WORK TO COMPLETE: Filter this material down to the lines that contain the string "JSON", and return those lines.

=== Section Start ===

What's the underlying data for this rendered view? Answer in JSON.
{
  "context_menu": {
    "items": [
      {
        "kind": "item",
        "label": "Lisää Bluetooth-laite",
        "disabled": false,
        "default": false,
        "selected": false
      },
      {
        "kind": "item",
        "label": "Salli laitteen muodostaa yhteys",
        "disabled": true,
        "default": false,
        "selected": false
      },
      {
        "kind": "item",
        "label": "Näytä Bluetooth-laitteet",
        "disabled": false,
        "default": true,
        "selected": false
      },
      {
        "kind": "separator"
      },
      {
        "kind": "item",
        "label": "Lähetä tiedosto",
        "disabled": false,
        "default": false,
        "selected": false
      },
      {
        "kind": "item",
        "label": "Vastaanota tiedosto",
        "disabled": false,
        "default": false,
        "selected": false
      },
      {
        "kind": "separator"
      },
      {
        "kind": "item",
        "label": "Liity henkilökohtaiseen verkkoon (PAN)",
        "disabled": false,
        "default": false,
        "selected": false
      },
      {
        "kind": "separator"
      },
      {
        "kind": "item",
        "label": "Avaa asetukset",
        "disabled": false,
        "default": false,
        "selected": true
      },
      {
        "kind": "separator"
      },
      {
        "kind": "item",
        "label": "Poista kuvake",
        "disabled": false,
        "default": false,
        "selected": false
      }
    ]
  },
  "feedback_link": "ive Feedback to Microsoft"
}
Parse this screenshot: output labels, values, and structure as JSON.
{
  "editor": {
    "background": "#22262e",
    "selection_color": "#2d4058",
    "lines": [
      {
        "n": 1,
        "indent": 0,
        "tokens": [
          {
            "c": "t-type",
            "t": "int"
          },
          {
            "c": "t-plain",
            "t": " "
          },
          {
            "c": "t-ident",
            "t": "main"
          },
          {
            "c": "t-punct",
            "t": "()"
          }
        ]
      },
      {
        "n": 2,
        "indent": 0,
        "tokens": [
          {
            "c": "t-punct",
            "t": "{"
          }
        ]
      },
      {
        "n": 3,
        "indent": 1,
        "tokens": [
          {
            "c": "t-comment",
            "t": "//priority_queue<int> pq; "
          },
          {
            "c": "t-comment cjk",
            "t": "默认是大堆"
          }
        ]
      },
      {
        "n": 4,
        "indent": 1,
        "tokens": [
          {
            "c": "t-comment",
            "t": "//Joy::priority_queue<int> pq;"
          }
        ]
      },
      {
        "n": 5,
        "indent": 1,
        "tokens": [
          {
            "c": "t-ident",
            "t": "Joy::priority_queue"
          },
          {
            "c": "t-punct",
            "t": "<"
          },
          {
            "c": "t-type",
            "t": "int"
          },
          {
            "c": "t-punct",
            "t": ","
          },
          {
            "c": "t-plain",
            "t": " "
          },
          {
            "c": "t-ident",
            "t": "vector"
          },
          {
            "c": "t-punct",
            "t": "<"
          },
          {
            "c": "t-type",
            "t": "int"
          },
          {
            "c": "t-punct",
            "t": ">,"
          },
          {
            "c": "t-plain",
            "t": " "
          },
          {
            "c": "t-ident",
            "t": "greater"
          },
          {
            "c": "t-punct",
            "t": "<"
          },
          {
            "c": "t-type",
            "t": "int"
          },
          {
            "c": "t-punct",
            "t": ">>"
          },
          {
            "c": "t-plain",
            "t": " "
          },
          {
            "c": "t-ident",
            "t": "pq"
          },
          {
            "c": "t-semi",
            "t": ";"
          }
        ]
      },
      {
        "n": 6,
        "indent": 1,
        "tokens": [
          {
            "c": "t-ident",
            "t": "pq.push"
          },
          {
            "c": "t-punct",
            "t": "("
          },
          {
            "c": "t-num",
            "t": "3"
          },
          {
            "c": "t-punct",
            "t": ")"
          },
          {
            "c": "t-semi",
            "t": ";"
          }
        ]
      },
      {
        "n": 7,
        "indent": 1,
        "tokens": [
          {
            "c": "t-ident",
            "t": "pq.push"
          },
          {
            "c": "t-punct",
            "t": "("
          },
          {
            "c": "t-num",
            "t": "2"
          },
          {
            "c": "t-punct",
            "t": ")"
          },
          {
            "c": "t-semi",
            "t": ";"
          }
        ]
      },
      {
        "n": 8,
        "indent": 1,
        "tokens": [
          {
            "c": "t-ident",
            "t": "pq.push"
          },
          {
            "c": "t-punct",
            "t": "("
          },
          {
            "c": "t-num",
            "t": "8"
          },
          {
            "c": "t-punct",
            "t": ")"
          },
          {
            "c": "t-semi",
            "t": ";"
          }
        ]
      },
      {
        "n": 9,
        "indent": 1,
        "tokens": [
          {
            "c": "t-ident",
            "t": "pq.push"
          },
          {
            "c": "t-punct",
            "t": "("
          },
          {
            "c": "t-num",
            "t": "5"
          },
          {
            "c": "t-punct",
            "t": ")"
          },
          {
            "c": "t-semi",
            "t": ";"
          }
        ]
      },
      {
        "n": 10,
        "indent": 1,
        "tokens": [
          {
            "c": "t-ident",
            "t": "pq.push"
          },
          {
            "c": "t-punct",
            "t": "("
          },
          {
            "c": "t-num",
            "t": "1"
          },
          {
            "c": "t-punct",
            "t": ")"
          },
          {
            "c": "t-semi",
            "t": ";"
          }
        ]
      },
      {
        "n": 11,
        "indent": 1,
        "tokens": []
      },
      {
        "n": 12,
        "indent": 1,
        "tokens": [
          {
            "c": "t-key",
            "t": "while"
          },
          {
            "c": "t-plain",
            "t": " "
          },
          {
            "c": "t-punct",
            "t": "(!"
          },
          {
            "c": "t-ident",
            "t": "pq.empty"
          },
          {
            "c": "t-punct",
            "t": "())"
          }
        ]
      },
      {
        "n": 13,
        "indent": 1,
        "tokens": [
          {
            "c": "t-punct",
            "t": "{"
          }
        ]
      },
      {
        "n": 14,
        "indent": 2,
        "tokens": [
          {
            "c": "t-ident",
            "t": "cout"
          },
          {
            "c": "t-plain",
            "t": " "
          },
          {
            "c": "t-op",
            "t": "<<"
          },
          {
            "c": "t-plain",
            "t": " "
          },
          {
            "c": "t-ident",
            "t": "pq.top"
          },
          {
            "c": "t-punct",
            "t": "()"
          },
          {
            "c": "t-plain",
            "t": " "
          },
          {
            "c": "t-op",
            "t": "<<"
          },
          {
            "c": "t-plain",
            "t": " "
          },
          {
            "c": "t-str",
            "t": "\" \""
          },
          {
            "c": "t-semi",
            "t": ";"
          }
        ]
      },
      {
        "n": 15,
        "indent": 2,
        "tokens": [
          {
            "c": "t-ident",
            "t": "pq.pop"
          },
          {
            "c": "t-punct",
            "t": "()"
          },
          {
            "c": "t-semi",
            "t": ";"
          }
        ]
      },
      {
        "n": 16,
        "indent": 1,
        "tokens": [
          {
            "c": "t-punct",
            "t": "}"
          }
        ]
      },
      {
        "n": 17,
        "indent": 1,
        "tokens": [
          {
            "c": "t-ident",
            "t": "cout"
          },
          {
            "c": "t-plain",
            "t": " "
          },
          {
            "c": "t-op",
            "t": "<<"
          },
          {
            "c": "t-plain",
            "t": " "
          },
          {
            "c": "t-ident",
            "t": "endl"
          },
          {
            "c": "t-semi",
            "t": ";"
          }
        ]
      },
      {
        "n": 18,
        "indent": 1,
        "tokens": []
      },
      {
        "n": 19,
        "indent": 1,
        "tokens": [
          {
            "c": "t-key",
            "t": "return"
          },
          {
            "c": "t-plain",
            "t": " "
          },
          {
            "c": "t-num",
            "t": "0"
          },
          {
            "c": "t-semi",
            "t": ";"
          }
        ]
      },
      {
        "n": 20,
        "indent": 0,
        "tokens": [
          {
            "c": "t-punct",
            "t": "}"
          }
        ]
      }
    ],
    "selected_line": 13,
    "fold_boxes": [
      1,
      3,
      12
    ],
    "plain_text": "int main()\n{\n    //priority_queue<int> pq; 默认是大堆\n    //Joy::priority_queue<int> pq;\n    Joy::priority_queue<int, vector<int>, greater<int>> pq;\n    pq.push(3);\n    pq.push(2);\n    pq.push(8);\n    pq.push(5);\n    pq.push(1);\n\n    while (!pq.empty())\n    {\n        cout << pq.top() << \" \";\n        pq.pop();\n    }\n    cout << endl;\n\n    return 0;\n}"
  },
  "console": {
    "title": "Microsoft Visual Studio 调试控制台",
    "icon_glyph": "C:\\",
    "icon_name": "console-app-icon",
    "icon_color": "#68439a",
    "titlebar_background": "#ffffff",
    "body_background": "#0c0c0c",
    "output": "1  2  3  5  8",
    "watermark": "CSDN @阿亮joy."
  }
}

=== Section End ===

WORKED SOLUTION:
What's the underlying data for this rendered view? Answer in JSON.
Parse this screenshot: output labels, values, and structure as JSON.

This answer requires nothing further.